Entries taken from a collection
-=-=-
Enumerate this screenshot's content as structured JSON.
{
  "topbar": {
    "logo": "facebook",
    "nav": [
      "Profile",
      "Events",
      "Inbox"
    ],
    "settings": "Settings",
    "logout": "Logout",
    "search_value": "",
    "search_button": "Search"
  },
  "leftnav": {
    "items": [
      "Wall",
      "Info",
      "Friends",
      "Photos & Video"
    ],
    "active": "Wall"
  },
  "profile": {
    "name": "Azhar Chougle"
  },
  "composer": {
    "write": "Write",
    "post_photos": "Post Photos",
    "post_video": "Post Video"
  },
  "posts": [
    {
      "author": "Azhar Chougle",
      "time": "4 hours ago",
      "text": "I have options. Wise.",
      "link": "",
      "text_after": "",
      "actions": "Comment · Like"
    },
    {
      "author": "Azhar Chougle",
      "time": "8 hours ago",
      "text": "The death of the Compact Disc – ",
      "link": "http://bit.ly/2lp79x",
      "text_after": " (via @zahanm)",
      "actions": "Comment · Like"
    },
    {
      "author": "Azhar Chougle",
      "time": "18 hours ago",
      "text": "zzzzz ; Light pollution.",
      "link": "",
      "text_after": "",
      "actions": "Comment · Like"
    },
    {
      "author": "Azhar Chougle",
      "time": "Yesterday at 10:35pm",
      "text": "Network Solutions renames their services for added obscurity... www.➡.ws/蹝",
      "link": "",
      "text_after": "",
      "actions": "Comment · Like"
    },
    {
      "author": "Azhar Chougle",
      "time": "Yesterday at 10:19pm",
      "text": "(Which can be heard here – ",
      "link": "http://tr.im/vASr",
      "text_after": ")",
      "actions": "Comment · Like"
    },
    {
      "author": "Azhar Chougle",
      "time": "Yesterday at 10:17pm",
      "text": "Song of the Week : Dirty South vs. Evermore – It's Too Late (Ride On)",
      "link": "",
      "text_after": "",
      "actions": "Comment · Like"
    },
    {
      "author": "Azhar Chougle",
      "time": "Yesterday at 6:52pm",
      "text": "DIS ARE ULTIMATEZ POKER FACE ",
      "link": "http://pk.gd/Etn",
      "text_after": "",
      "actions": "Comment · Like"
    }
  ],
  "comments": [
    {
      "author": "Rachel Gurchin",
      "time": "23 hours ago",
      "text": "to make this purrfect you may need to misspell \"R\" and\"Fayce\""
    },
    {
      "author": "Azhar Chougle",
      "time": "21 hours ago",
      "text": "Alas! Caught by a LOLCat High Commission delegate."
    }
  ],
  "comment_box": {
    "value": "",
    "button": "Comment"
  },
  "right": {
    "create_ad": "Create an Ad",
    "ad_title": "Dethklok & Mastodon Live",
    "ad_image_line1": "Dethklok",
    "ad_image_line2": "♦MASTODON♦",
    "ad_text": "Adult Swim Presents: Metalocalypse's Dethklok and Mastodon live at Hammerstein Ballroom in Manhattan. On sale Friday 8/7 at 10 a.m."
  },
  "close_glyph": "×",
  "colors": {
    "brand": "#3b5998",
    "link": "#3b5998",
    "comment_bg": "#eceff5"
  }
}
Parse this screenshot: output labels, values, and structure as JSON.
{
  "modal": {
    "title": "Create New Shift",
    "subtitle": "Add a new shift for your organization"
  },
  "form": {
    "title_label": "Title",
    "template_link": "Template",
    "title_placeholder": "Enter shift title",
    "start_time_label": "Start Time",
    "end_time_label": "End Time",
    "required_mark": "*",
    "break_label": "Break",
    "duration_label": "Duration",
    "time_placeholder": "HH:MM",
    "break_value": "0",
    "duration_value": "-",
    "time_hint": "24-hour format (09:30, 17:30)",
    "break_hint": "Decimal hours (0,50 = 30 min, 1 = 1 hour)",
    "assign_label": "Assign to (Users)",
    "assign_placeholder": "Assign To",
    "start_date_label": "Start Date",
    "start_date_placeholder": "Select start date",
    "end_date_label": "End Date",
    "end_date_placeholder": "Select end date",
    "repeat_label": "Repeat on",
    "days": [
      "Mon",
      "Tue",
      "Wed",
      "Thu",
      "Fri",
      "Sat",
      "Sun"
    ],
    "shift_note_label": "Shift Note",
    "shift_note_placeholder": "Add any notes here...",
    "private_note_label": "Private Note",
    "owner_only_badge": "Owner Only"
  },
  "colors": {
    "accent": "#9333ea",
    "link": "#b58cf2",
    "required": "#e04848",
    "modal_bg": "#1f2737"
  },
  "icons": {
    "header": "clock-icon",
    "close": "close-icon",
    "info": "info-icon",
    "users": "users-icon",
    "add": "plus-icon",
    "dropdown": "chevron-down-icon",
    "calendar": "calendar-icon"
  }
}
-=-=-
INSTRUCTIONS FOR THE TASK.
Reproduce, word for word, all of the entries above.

RESPONSE TO THIS EXERCISE.
Enumerate this screenshot's content as structured JSON.
{
  "topbar": {
    "logo": "facebook",
    "nav": [
      "Profile",
      "Events",
      "Inbox"
    ],
    "settings": "Settings",
    "logout": "Logout",
    "search_value": "",
    "search_button": "Search"
  },
  "leftnav": {
    "items": [
      "Wall",
      "Info",
      "Friends",
      "Photos & Video"
    ],
    "active": "Wall"
  },
  "profile": {
    "name": "Azhar Chougle"
  },
  "composer": {
    "write": "Write",
    "post_photos": "Post Photos",
    "post_video": "Post Video"
  },
  "posts": [
    {
      "author": "Azhar Chougle",
      "time": "4 hours ago",
      "text": "I have options. Wise.",
      "link": "",
      "text_after": "",
      "actions": "Comment · Like"
    },
    {
      "author": "Azhar Chougle",
      "time": "8 hours ago",
      "text": "The death of the Compact Disc – ",
      "link": "http://bit.ly/2lp79x",
      "text_after": " (via @zahanm)",
      "actions": "Comment · Like"
    },
    {
      "author": "Azhar Chougle",
      "time": "18 hours ago",
      "text": "zzzzz ; Light pollution.",
      "link": "",
      "text_after": "",
      "actions": "Comment · Like"
    },
    {
      "author": "Azhar Chougle",
      "time": "Yesterday at 10:35pm",
      "text": "Network Solutions renames their services for added obscurity... www.➡.ws/蹝",
      "link": "",
      "text_after": "",
      "actions": "Comment · Like"
    },
    {
      "author": "Azhar Chougle",
      "time": "Yesterday at 10:19pm",
      "text": "(Which can be heard here – ",
      "link": "http://tr.im/vASr",
      "text_after": ")",
      "actions": "Comment · Like"
    },
    {
      "author": "Azhar Chougle",
      "time": "Yesterday at 10:17pm",
      "text": "Song of the Week : Dirty South vs. Evermore – It's Too Late (Ride On)",
      "link": "",
      "text_after": "",
      "actions": "Comment · Like"
    },
    {
      "author": "Azhar Chougle",
      "time": "Yesterday at 6:52pm",
      "text": "DIS ARE ULTIMATEZ POKER FACE ",
      "link": "http://pk.gd/Etn",
      "text_after": "",
      "actions": "Comment · Like"
    }
  ],
  "comments": [
    {
      "author": "Rachel Gurchin",
      "time": "23 hours ago",
      "text": "to make this purrfect you may need to misspell \"R\" and\"Fayce\""
    },
    {
      "author": "Azhar Chougle",
      "time": "21 hours ago",
      "text": "Alas! Caught by a LOLCat High Commission delegate."
    }
  ],
  "comment_box": {
    "value": "",
    "button": "Comment"
  },
  "right": {
    "create_ad": "Create an Ad",
    "ad_title": "Dethklok & Mastodon Live",
    "ad_image_line1": "Dethklok",
    "ad_image_line2": "♦MASTODON♦",
    "ad_text": "Adult Swim Presents: Metalocalypse's Dethklok and Mastodon live at Hammerstein Ballroom in Manhattan. On sale Friday 8/7 at 10 a.m."
  },
  "close_glyph": "×",
  "colors": {
    "brand": "#3b5998",
    "link": "#3b5998",
    "comment_bg": "#eceff5"
  }
}
Parse this screenshot: output labels, values, and structure as JSON.
{
  "modal": {
    "title": "Create New Shift",
    "subtitle": "Add a new shift for your organization"
  },
  "form": {
    "title_label": "Title",
    "template_link": "Template",
    "title_placeholder": "Enter shift title",
    "start_time_label": "Start Time",
    "end_time_label": "End Time",
    "required_mark": "*",
    "break_label": "Break",
    "duration_label": "Duration",
    "time_placeholder": "HH:MM",
    "break_value": "0",
    "duration_value": "-",
    "time_hint": "24-hour format (09:30, 17:30)",
    "break_hint": "Decimal hours (0,50 = 30 min, 1 = 1 hour)",
    "assign_label": "Assign to (Users)",
    "assign_placeholder": "Assign To",
    "start_date_label": "Start Date",
    "start_date_placeholder": "Select start date",
    "end_date_label": "End Date",
    "end_date_placeholder": "Select end date",
    "repeat_label": "Repeat on",
    "days": [
      "Mon",
      "Tue",
      "Wed",
      "Thu",
      "Fri",
      "Sat",
      "Sun"
    ],
    "shift_note_label": "Shift Note",
    "shift_note_placeholder": "Add any notes here...",
    "private_note_label": "Private Note",
    "owner_only_badge": "Owner Only"
  },
  "colors": {
    "accent": "#9333ea",
    "link": "#b58cf2",
    "required": "#e04848",
    "modal_bg": "#1f2737"
  },
  "icons": {
    "header": "clock-icon",
    "close": "close-icon",
    "info": "info-icon",
    "users": "users-icon",
    "add": "plus-icon",
    "dropdown": "chevron-down-icon",
    "calendar": "calendar-icon"
  }
}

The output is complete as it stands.